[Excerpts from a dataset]
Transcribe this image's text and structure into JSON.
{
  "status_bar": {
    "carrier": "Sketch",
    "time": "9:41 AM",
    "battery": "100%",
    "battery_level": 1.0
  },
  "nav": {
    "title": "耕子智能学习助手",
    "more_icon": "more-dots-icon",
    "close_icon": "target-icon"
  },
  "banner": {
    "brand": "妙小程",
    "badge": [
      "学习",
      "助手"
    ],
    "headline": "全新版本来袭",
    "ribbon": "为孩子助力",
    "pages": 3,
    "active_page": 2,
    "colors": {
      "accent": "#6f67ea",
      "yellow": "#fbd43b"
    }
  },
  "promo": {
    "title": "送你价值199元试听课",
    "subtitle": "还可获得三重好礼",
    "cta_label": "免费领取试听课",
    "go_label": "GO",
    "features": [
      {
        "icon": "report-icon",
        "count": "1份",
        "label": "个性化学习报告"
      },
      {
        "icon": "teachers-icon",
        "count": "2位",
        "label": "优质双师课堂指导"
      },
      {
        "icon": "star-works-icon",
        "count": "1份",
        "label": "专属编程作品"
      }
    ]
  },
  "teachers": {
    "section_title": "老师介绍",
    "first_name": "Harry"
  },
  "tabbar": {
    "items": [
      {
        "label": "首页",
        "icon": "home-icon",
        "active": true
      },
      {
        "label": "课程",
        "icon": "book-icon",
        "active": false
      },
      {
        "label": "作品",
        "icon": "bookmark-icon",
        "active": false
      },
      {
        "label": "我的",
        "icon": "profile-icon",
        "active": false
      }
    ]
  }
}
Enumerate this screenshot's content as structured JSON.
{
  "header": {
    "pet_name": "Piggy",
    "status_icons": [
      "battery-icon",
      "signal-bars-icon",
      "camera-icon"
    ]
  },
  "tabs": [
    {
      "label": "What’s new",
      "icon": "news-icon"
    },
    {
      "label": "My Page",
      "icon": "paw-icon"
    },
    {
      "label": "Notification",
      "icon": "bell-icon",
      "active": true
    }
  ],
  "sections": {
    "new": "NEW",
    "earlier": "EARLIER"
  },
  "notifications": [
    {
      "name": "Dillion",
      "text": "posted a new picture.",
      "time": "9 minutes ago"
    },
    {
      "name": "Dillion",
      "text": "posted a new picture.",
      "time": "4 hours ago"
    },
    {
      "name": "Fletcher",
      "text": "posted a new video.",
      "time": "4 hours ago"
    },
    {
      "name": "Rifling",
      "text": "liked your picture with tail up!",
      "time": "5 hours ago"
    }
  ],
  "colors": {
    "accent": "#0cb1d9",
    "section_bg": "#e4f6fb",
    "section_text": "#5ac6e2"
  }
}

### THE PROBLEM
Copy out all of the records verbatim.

### OUTPUT FOR THIS TASK
Transcribe this image's text and structure into JSON.
{
  "status_bar": {
    "carrier": "Sketch",
    "time": "9:41 AM",
    "battery": "100%",
    "battery_level": 1.0
  },
  "nav": {
    "title": "耕子智能学习助手",
    "more_icon": "more-dots-icon",
    "close_icon": "target-icon"
  },
  "banner": {
    "brand": "妙小程",
    "badge": [
      "学习",
      "助手"
    ],
    "headline": "全新版本来袭",
    "ribbon": "为孩子助力",
    "pages": 3,
    "active_page": 2,
    "colors": {
      "accent": "#6f67ea",
      "yellow": "#fbd43b"
    }
  },
  "promo": {
    "title": "送你价值199元试听课",
    "subtitle": "还可获得三重好礼",
    "cta_label": "免费领取试听课",
    "go_label": "GO",
    "features": [
      {
        "icon": "report-icon",
        "count": "1份",
        "label": "个性化学习报告"
      },
      {
        "icon": "teachers-icon",
        "count": "2位",
        "label": "优质双师课堂指导"
      },
      {
        "icon": "star-works-icon",
        "count": "1份",
        "label": "专属编程作品"
      }
    ]
  },
  "teachers": {
    "section_title": "老师介绍",
    "first_name": "Harry"
  },
  "tabbar": {
    "items": [
      {
        "label": "首页",
        "icon": "home-icon",
        "active": true
      },
      {
        "label": "课程",
        "icon": "book-icon",
        "active": false
      },
      {
        "label": "作品",
        "icon": "bookmark-icon",
        "active": false
      },
      {
        "label": "我的",
        "icon": "profile-icon",
        "active": false
      }
    ]
  }
}
Enumerate this screenshot's content as structured JSON.
{
  "header": {
    "pet_name": "Piggy",
    "status_icons": [
      "battery-icon",
      "signal-bars-icon",
      "camera-icon"
    ]
  },
  "tabs": [
    {
      "label": "What’s new",
      "icon": "news-icon"
    },
    {
      "label": "My Page",
      "icon": "paw-icon"
    },
    {
      "label": "Notification",
      "icon": "bell-icon",
      "active": true
    }
  ],
  "sections": {
    "new": "NEW",
    "earlier": "EARLIER"
  },
  "notifications": [
    {
      "name": "Dillion",
      "text": "posted a new picture.",
      "time": "9 minutes ago"
    },
    {
      "name": "Dillion",
      "text": "posted a new picture.",
      "time": "4 hours ago"
    },
    {
      "name": "Fletcher",
      "text": "posted a new video.",
      "time": "4 hours ago"
    },
    {
      "name": "Rifling",
      "text": "liked your picture with tail up!",
      "time": "5 hours ago"
    }
  ],
  "colors": {
    "accent": "#0cb1d9",
    "section_bg": "#e4f6fb",
    "section_text": "#5ac6e2"
  }
}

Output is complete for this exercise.